╔══

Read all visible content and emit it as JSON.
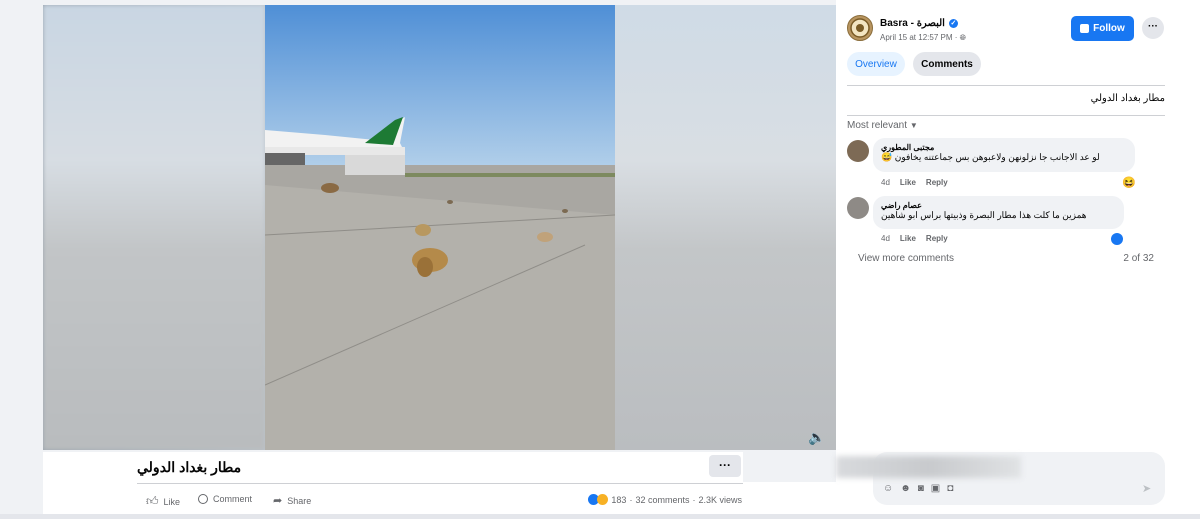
{
  "post": {
    "title": "مطار بغداد الدولي",
    "more_label": "···",
    "actions": {
      "like": "Like",
      "comment": "Comment",
      "share": "Share"
    },
    "stats": {
      "reactions": "183",
      "comments": "32 comments",
      "views": "2.3K views"
    }
  },
  "sidebar": {
    "page_name": "Basra - البصرة",
    "date": "April 15 at 12:57 PM · ",
    "follow_label": "Follow",
    "more_label": "···",
    "tabs": [
      {
        "label": "Overview"
      },
      {
        "label": "Comments"
      }
    ],
    "caption": "مطار بغداد الدولي",
    "sort_label": "Most relevant",
    "comments": [
      {
        "author": "مجتبى المطوري",
        "text": "لو عد الاجانب جا نزلونهن ولاعبوهن بس جماعتنه يخافون 😅",
        "time": "4d",
        "like": "Like",
        "reply": "Reply"
      },
      {
        "author": "عصام راضي",
        "text": "همزين ما كلت هذا مطار البصرة وذبيتها براس ابو شاهين",
        "time": "4d",
        "like": "Like",
        "reply": "Reply"
      }
    ],
    "view_more": "View more comments",
    "count": "2 of 32"
  },
  "colors": {
    "accent": "#1877f2",
    "bg": "#f0f2f5"
  }
}
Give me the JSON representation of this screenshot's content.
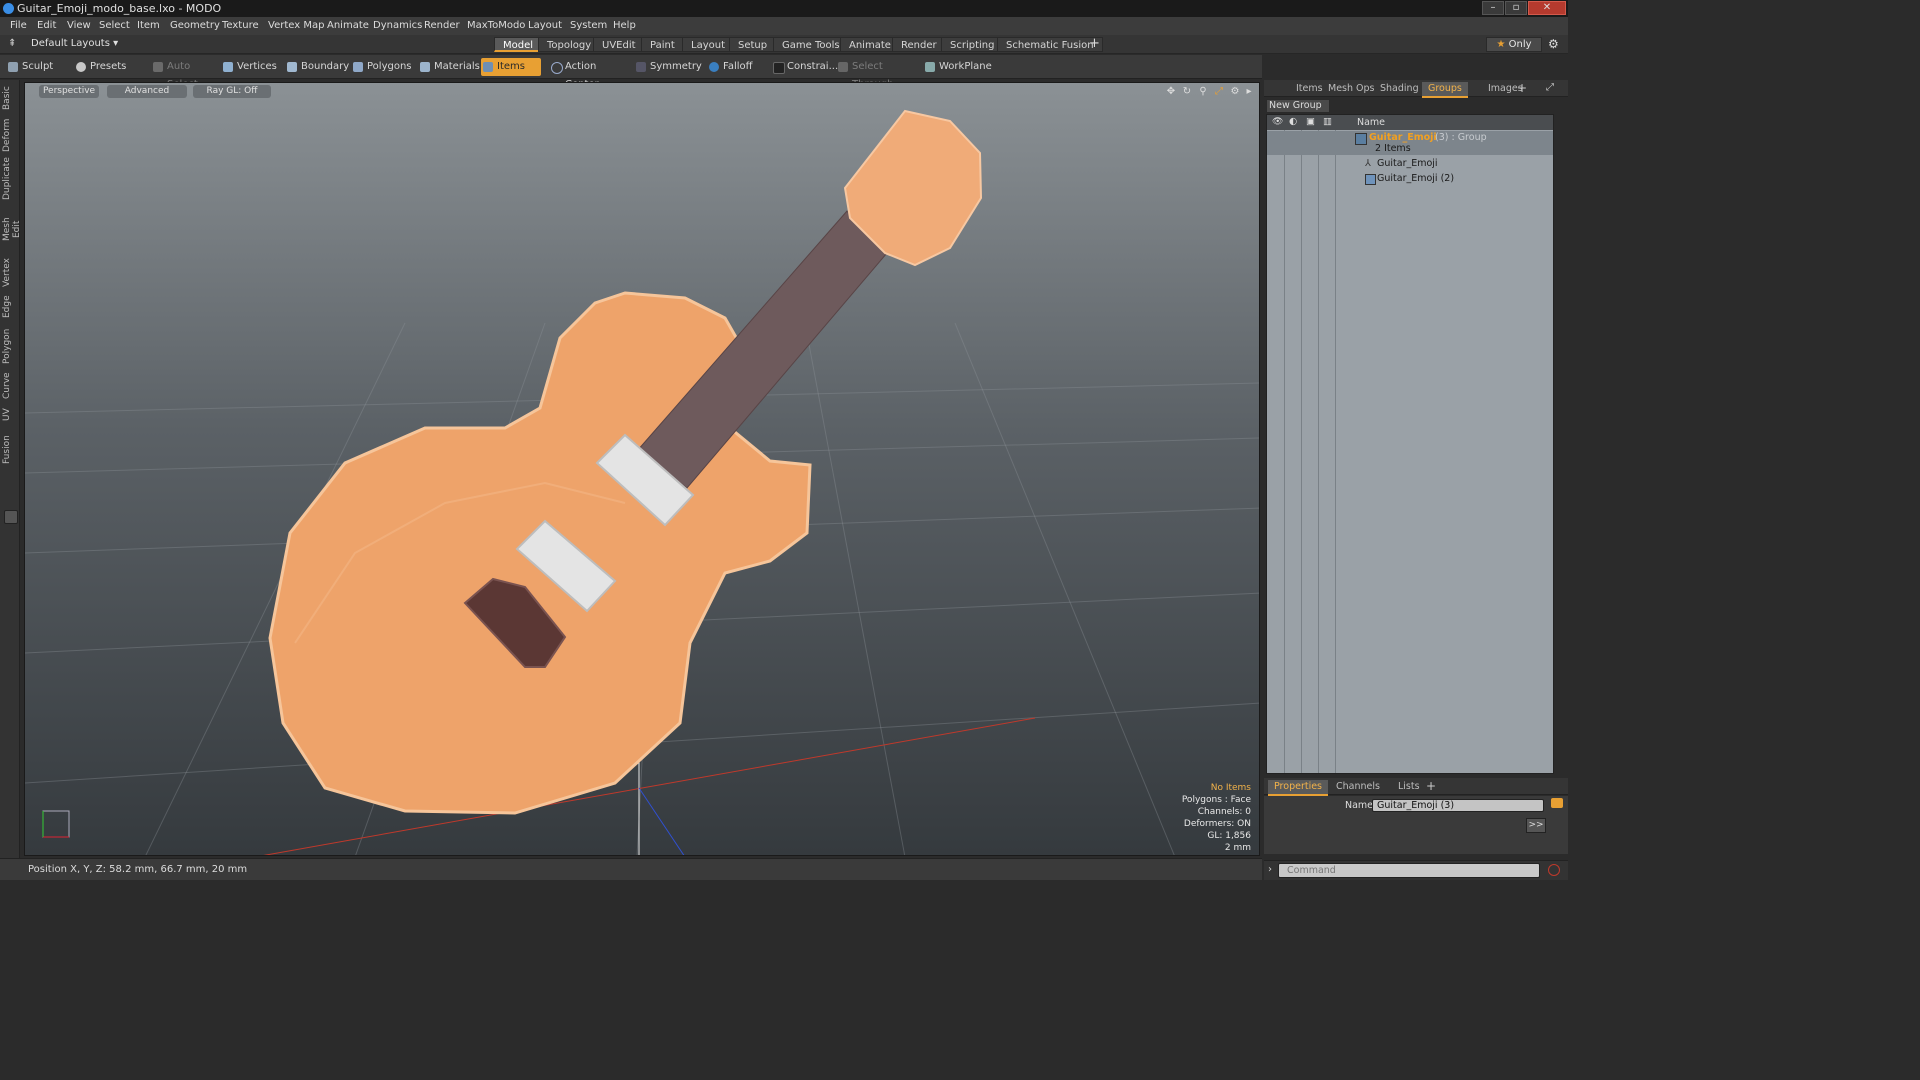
{
  "window": {
    "title": "Guitar_Emoji_modo_base.lxo - MODO"
  },
  "menu": [
    "File",
    "Edit",
    "View",
    "Select",
    "Item",
    "Geometry",
    "Texture",
    "Vertex Map",
    "Animate",
    "Dynamics",
    "Render",
    "MaxToModo",
    "Layout",
    "System",
    "Help"
  ],
  "layout_bar": {
    "layouts_label": "Default Layouts",
    "tabs": [
      "Model",
      "Topology",
      "UVEdit",
      "Paint",
      "Layout",
      "Setup",
      "Game Tools",
      "Animate",
      "Render",
      "Scripting",
      "Schematic Fusion"
    ],
    "active_tab": "Model",
    "only_label": "Only"
  },
  "toolbar": {
    "sculpt": "Sculpt",
    "presets": "Presets",
    "auto_select": "Auto Select",
    "vertices": "Vertices",
    "boundary": "Boundary",
    "polygons": "Polygons",
    "materials": "Materials",
    "items": "Items",
    "action_center": "Action Center",
    "symmetry": "Symmetry",
    "falloff": "Falloff",
    "constraints": "Constrai...",
    "select_through": "Select Through",
    "workplane": "WorkPlane"
  },
  "left_tabs": [
    "Basic",
    "Deform",
    "Duplicate",
    "Mesh Edit",
    "Vertex",
    "Edge",
    "Polygon",
    "Curve",
    "UV",
    "Fusion"
  ],
  "viewport": {
    "view_mode": "Perspective",
    "advanced": "Advanced",
    "ray_gl": "Ray GL: Off",
    "stats": {
      "selection": "No Items",
      "polygons": "Polygons : Face",
      "channels": "Channels: 0",
      "deformers": "Deformers: ON",
      "gl": "GL: 1,856",
      "grid": "2 mm"
    }
  },
  "status": {
    "position": "Position X, Y, Z:   58.2 mm, 66.7 mm, 20 mm"
  },
  "right_tabs": [
    "Items",
    "Mesh Ops",
    "Shading",
    "Groups",
    "Images"
  ],
  "right_active_tab": "Groups",
  "groups": {
    "new_group": "New Group",
    "column_name": "Name",
    "group_name": "Guitar_Emoji",
    "group_suffix": "(3) : Group",
    "group_count": "2 Items",
    "children": [
      "Guitar_Emoji",
      "Guitar_Emoji (2)"
    ]
  },
  "properties": {
    "tabs": [
      "Properties",
      "Channels",
      "Lists"
    ],
    "active_tab": "Properties",
    "name_label": "Name",
    "name_value": "Guitar_Emoji (3)",
    "expand": ">>"
  },
  "command": {
    "placeholder": "Command"
  },
  "colors": {
    "accent": "#e8a033",
    "body": "#eea36a",
    "neck": "#6e5a5c",
    "pickup": "#e4e4e4",
    "knob": "#5b3734"
  }
}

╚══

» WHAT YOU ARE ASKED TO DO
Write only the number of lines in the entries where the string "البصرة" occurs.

» YOUR RESPONSE
2